USA / CHILE – Chile accepted today the International Monetary Fund’s (IMF) offer of a one-year Short-term Liquidity Line (SLL) arrangement, amounting to about US$3.5 billion (145 percent of quota, or the equivalent of SDR 2.529 billion, the maximum amount under this arrangement). The authorities also notified the Fund on their decision to exit the current two-year Flexible Credit Line (FCL) arrangement ( see Press Release No. 20/227).
This is the first-ever arrangement under the SLL, which was established on April 21, 2020 ( see Press Release No. 20/180).  The facility is designed to be a liquidity backstop for members with very strong policy frameworks and fundamentals that face potential, moderate, short-term balance of payments needs. Recipients can draw from the liquidity line at any time that balance of payment needs arise. Disbursements are not phased nor tied to compliance with policy targets as in regular IMF-supported programs. As envisaged under the SLL policy, the Chilean authorities plan to treat the SLL as precautionary.
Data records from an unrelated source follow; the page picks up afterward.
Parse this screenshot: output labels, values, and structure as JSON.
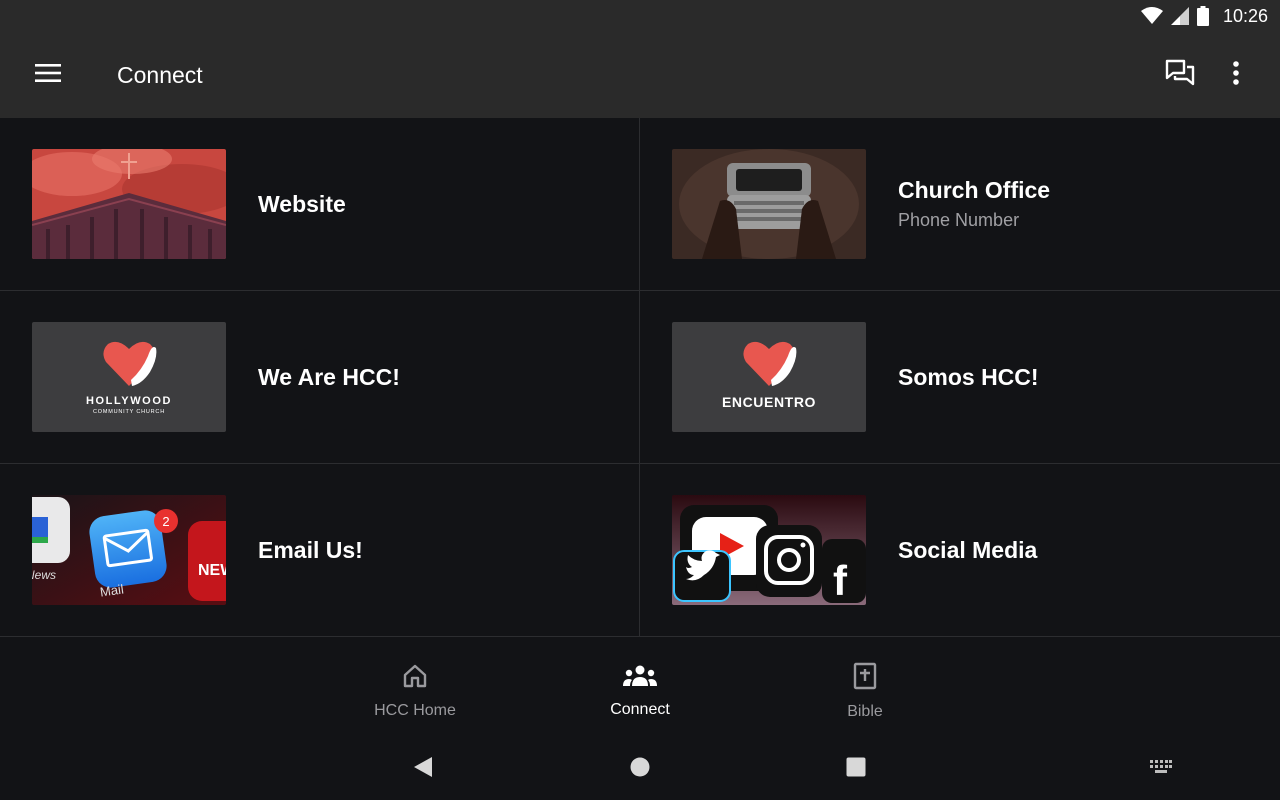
{
  "status": {
    "time": "10:26"
  },
  "appbar": {
    "title": "Connect"
  },
  "items": [
    {
      "title": "Website",
      "subtitle": ""
    },
    {
      "title": "Church Office",
      "subtitle": "Phone Number"
    },
    {
      "title": "We Are HCC!",
      "subtitle": "",
      "logo_line1": "HOLLYWOOD",
      "logo_line2": "COMMUNITY CHURCH"
    },
    {
      "title": "Somos HCC!",
      "subtitle": "",
      "logo_line1": "ENCUENTRO"
    },
    {
      "title": "Email Us!",
      "subtitle": "",
      "badge": "2",
      "app_label_1": "Mail",
      "app_label_2": "News",
      "app_label_3": "NEW"
    },
    {
      "title": "Social Media",
      "subtitle": ""
    }
  ],
  "bottom_nav": [
    {
      "label": "HCC Home",
      "icon": "home-icon"
    },
    {
      "label": "Connect",
      "icon": "people-icon",
      "active": true
    },
    {
      "label": "Bible",
      "icon": "bible-icon"
    }
  ],
  "colors": {
    "accent_red": "#e8574f",
    "bar_bg": "#2a2a2a",
    "page_bg": "#121316"
  }
}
Following a swift and wide-ranging policy response to the COVID-19 pandemic, Chile’s economic recovery is well-entrenched. The authorities have successfully recalibrated macroeconomic policies and built comfortable liquidity buffers, while maintaining macroeconomic stability and fiscal sustainability. The SLL will complement existing buffers, support resilience, and provide a confidence signal on Chile’s very strong fundamentals and policies.
Chile qualifies for the SLL given its very strong economic fundamentals and institutional policy frameworks, a sustained track record of implementing very strong policies, and the authorities’ commitment to maintain very strong policies in the future. Qualification criteria for the SLL are the same as those for the FCL, which facilitates the transition between the two facilities.
Following the executive board’s discussion on Chile, Bo Li, deputy managing director and acting chair, issued the following statement:
“I am delighted that Chile has accepted the Fund’s offer of an SLL, becoming the first user of this special and innovative instrument.
“Chile has very strong fundamentals and policy frameworks, and a sustained track record of implementing policies that have supported the country’s resilience in the face of large shocks. The very strong policy frameworks are anchored in a long-standing structural fiscal balance rule, credible inflation-targeting with a free-floating exchange rate, and a sound financial system supported by effective regulation and supervision.
“Following an impressive vaccination campaign and an effective and well-coordinated policy response, the Chilean economy has rapidly recovered from the fallout of the Covid-19 pandemic. The progress made in recalibrating macroeconomic policies and building comfortable liquidity buffers facilitates the successful transition to the SLL, which will further support Chile’s external resilience by providing a revolving liquidity backstop in foreign exchange.”